AIM OF THE TASK. Count the lines below that contain the word "selected" and give only the number.

Stored items from a collection
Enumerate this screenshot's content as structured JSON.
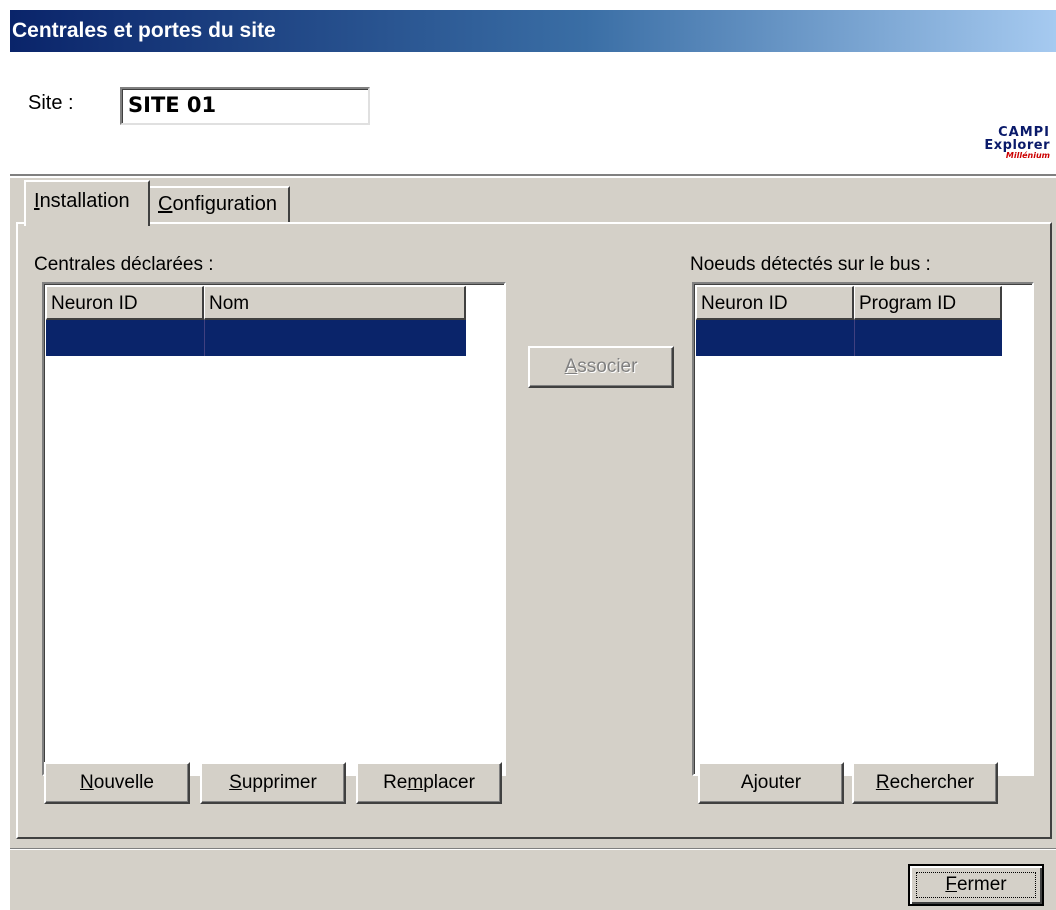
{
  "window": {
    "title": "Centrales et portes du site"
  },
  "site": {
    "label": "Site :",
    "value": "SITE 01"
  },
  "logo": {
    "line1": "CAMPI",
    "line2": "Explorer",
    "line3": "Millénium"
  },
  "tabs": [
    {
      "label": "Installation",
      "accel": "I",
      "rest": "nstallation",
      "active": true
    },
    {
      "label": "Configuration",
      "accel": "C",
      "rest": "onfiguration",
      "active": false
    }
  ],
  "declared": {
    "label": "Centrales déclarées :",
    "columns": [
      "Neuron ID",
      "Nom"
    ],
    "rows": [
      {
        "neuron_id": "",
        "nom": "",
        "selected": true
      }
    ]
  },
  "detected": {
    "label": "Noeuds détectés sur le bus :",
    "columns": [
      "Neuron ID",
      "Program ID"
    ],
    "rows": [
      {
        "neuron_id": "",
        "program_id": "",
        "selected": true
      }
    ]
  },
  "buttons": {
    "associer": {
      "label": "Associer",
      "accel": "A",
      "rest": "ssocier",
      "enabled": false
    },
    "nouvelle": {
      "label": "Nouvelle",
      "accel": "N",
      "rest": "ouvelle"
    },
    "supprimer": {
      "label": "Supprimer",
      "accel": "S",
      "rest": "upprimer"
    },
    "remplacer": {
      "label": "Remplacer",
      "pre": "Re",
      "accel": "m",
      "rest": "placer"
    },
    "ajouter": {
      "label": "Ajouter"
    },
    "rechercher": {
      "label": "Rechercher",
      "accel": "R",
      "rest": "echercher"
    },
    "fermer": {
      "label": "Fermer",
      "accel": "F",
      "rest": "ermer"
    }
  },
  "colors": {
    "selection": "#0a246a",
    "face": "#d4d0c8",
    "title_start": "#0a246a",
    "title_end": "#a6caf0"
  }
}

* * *

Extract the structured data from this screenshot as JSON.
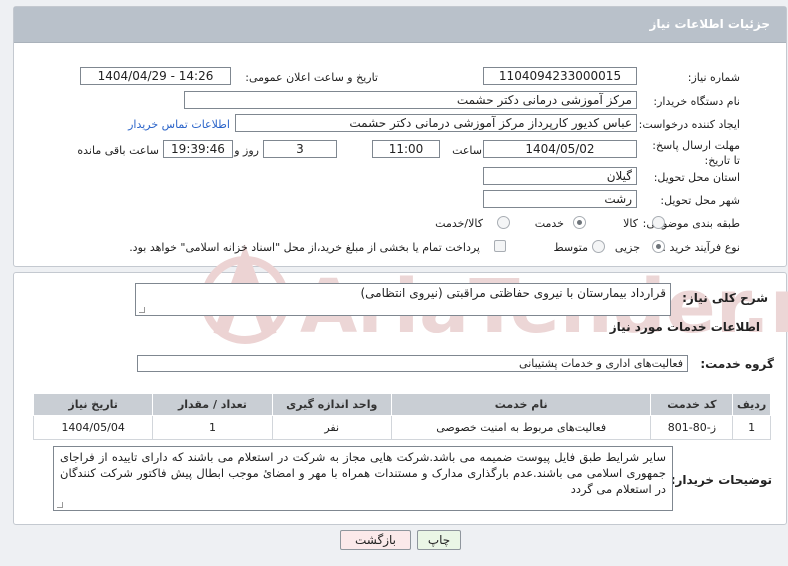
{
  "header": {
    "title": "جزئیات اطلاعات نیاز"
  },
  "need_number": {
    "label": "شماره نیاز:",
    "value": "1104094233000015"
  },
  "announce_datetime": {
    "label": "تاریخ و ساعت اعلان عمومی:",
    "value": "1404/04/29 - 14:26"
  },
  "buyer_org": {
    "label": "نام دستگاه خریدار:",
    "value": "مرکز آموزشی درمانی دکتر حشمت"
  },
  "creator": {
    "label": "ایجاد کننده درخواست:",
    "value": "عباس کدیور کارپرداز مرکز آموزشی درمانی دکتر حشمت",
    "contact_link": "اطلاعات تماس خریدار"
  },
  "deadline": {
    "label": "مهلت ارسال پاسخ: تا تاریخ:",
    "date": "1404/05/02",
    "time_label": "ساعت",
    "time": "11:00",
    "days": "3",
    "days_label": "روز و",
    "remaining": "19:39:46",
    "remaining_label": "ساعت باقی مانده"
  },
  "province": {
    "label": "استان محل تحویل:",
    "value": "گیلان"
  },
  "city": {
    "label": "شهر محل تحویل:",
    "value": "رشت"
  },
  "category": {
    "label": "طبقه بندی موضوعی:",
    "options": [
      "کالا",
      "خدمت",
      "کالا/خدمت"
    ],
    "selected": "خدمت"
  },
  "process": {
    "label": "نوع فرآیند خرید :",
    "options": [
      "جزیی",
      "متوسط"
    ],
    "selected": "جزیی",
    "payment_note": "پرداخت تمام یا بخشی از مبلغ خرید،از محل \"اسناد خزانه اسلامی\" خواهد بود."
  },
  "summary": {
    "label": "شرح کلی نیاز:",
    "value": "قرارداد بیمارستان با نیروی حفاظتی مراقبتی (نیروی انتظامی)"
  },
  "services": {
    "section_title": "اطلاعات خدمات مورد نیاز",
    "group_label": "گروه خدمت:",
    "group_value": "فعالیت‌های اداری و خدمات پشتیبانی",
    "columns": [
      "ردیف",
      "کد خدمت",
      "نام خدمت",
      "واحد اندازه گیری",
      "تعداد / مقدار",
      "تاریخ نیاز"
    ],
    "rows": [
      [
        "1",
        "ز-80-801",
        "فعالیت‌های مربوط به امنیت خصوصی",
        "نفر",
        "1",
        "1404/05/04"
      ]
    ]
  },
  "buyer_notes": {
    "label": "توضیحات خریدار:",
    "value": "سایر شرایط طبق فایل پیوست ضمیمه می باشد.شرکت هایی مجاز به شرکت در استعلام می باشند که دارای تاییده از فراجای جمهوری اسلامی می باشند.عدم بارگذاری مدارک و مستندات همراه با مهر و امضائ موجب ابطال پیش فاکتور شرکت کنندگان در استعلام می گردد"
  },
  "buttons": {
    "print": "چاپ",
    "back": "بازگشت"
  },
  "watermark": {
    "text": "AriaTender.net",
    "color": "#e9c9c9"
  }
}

SOLUTION TO THIS PROBLEM. 4